── Records ──

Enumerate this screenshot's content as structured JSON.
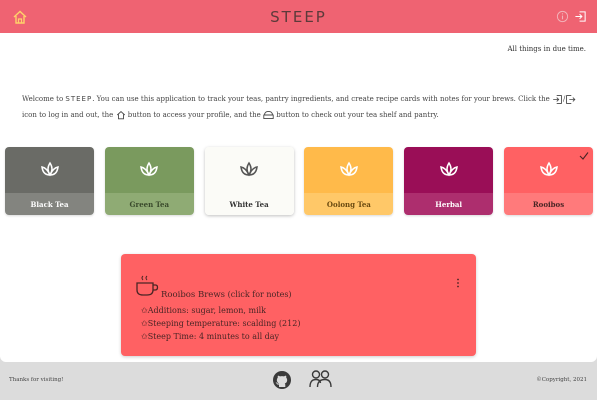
{
  "header": {
    "brand": "STEEP",
    "icons": [
      "home-icon",
      "info-icon",
      "login-icon"
    ]
  },
  "main": {
    "tagline": "All things in due time.",
    "welcome": {
      "part1": "Welcome to ",
      "brand": "STEEP",
      "part2": ". You can use this application to track your teas, pantry ingredients, and create recipe cards with notes for your brews. Click the ",
      "part3": " icon to log in and out, the ",
      "part4": " button to access your profile, and the ",
      "part5": " button to check out your tea shelf and pantry."
    },
    "teas": [
      {
        "label": "Black Tea",
        "top": "#6a6b66",
        "bottom": "#83847f",
        "icon": "#ffffff",
        "text": "#ffffff",
        "selected": false
      },
      {
        "label": "Green Tea",
        "top": "#7a9a5e",
        "bottom": "#8fab74",
        "icon": "#ffffff",
        "text": "#3a4a2c",
        "selected": false
      },
      {
        "label": "White Tea",
        "top": "#fbfbf7",
        "bottom": "#fbfbf7",
        "icon": "#555555",
        "text": "#333333",
        "selected": false
      },
      {
        "label": "Oolong Tea",
        "top": "#ffba4a",
        "bottom": "#ffc868",
        "icon": "#ffffff",
        "text": "#6a4a10",
        "selected": false
      },
      {
        "label": "Herbal",
        "top": "#9a0e57",
        "bottom": "#ad2e6e",
        "icon": "#ffffff",
        "text": "#ffffff",
        "selected": false
      },
      {
        "label": "Rooibos",
        "top": "#ff6163",
        "bottom": "#ff7a7b",
        "icon": "#ffffff",
        "text": "#4a2525",
        "selected": true
      }
    ],
    "recipe": {
      "icon": "tea-cup-icon",
      "title": "Rooibos Brews",
      "subtitle": "(click for notes)",
      "lines": [
        "Additions: sugar, lemon, milk",
        "Steeping temperature: scalding (212)",
        "Steep Time: 4 minutes to all day"
      ]
    }
  },
  "footer": {
    "thanks": "Thanks for visiting!",
    "copyright": "©Copyright, 2021",
    "icons": [
      "github-icon",
      "team-icon"
    ]
  },
  "colors": {
    "header": "#ef6372",
    "recipe": "#ff6163",
    "background": "#dcdcdc"
  }
}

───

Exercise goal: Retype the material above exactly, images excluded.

Result for this task:
Enumerate this screenshot's content as structured JSON.
{
  "header": {
    "brand": "STEEP",
    "icons": [
      "home-icon",
      "info-icon",
      "login-icon"
    ]
  },
  "main": {
    "tagline": "All things in due time.",
    "welcome": {
      "part1": "Welcome to ",
      "brand": "STEEP",
      "part2": ". You can use this application to track your teas, pantry ingredients, and create recipe cards with notes for your brews. Click the ",
      "part3": " icon to log in and out, the ",
      "part4": " button to access your profile, and the ",
      "part5": " button to check out your tea shelf and pantry."
    },
    "teas": [
      {
        "label": "Black Tea",
        "top": "#6a6b66",
        "bottom": "#83847f",
        "icon": "#ffffff",
        "text": "#ffffff",
        "selected": false
      },
      {
        "label": "Green Tea",
        "top": "#7a9a5e",
        "bottom": "#8fab74",
        "icon": "#ffffff",
        "text": "#3a4a2c",
        "selected": false
      },
      {
        "label": "White Tea",
        "top": "#fbfbf7",
        "bottom": "#fbfbf7",
        "icon": "#555555",
        "text": "#333333",
        "selected": false
      },
      {
        "label": "Oolong Tea",
        "top": "#ffba4a",
        "bottom": "#ffc868",
        "icon": "#ffffff",
        "text": "#6a4a10",
        "selected": false
      },
      {
        "label": "Herbal",
        "top": "#9a0e57",
        "bottom": "#ad2e6e",
        "icon": "#ffffff",
        "text": "#ffffff",
        "selected": false
      },
      {
        "label": "Rooibos",
        "top": "#ff6163",
        "bottom": "#ff7a7b",
        "icon": "#ffffff",
        "text": "#4a2525",
        "selected": true
      }
    ],
    "recipe": {
      "icon": "tea-cup-icon",
      "title": "Rooibos Brews",
      "subtitle": "(click for notes)",
      "lines": [
        "Additions: sugar, lemon, milk",
        "Steeping temperature: scalding (212)",
        "Steep Time: 4 minutes to all day"
      ]
    }
  },
  "footer": {
    "thanks": "Thanks for visiting!",
    "copyright": "©Copyright, 2021",
    "icons": [
      "github-icon",
      "team-icon"
    ]
  },
  "colors": {
    "header": "#ef6372",
    "recipe": "#ff6163",
    "background": "#dcdcdc"
  }
}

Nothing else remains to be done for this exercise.